> _TASK PROMPT_: Exactly as they appear, set down all the lines of the material.

START DATA FOR ANALYSIS

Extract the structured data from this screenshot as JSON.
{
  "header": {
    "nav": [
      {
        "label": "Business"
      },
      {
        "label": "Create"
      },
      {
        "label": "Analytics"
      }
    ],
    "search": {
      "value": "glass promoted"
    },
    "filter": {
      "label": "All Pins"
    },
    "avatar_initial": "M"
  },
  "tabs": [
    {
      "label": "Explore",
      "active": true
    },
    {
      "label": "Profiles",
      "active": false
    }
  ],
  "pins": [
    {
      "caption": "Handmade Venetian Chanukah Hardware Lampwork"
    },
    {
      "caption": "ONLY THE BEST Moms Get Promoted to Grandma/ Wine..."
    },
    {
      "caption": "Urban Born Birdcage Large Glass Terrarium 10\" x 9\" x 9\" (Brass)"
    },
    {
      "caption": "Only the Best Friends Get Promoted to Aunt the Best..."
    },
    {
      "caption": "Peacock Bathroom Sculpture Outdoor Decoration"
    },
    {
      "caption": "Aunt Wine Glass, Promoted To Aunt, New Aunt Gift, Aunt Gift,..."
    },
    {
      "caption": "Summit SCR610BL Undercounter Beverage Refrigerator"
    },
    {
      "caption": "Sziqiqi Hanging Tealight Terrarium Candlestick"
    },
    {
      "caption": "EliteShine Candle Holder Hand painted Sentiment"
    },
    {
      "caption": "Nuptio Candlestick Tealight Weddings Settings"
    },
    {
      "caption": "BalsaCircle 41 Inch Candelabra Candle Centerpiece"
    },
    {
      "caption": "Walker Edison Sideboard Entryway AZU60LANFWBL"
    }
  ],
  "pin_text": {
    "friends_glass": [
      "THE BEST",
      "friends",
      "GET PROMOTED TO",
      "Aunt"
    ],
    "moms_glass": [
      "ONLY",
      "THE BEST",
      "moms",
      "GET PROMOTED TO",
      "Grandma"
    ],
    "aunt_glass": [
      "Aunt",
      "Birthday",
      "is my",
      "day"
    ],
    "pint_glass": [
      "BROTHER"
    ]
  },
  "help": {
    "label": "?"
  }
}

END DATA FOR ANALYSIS

> _RESULT OF THE EXERCISE_:
Extract the structured data from this screenshot as JSON.
{
  "header": {
    "nav": [
      {
        "label": "Business"
      },
      {
        "label": "Create"
      },
      {
        "label": "Analytics"
      }
    ],
    "search": {
      "value": "glass promoted"
    },
    "filter": {
      "label": "All Pins"
    },
    "avatar_initial": "M"
  },
  "tabs": [
    {
      "label": "Explore",
      "active": true
    },
    {
      "label": "Profiles",
      "active": false
    }
  ],
  "pins": [
    {
      "caption": "Handmade Venetian Chanukah Hardware Lampwork"
    },
    {
      "caption": "ONLY THE BEST Moms Get Promoted to Grandma/ Wine..."
    },
    {
      "caption": "Urban Born Birdcage Large Glass Terrarium 10\" x 9\" x 9\" (Brass)"
    },
    {
      "caption": "Only the Best Friends Get Promoted to Aunt the Best..."
    },
    {
      "caption": "Peacock Bathroom Sculpture Outdoor Decoration"
    },
    {
      "caption": "Aunt Wine Glass, Promoted To Aunt, New Aunt Gift, Aunt Gift,..."
    },
    {
      "caption": "Summit SCR610BL Undercounter Beverage Refrigerator"
    },
    {
      "caption": "Sziqiqi Hanging Tealight Terrarium Candlestick"
    },
    {
      "caption": "EliteShine Candle Holder Hand painted Sentiment"
    },
    {
      "caption": "Nuptio Candlestick Tealight Weddings Settings"
    },
    {
      "caption": "BalsaCircle 41 Inch Candelabra Candle Centerpiece"
    },
    {
      "caption": "Walker Edison Sideboard Entryway AZU60LANFWBL"
    }
  ],
  "pin_text": {
    "friends_glass": [
      "THE BEST",
      "friends",
      "GET PROMOTED TO",
      "Aunt"
    ],
    "moms_glass": [
      "ONLY",
      "THE BEST",
      "moms",
      "GET PROMOTED TO",
      "Grandma"
    ],
    "aunt_glass": [
      "Aunt",
      "Birthday",
      "is my",
      "day"
    ],
    "pint_glass": [
      "BROTHER"
    ]
  },
  "help": {
    "label": "?"
  }
}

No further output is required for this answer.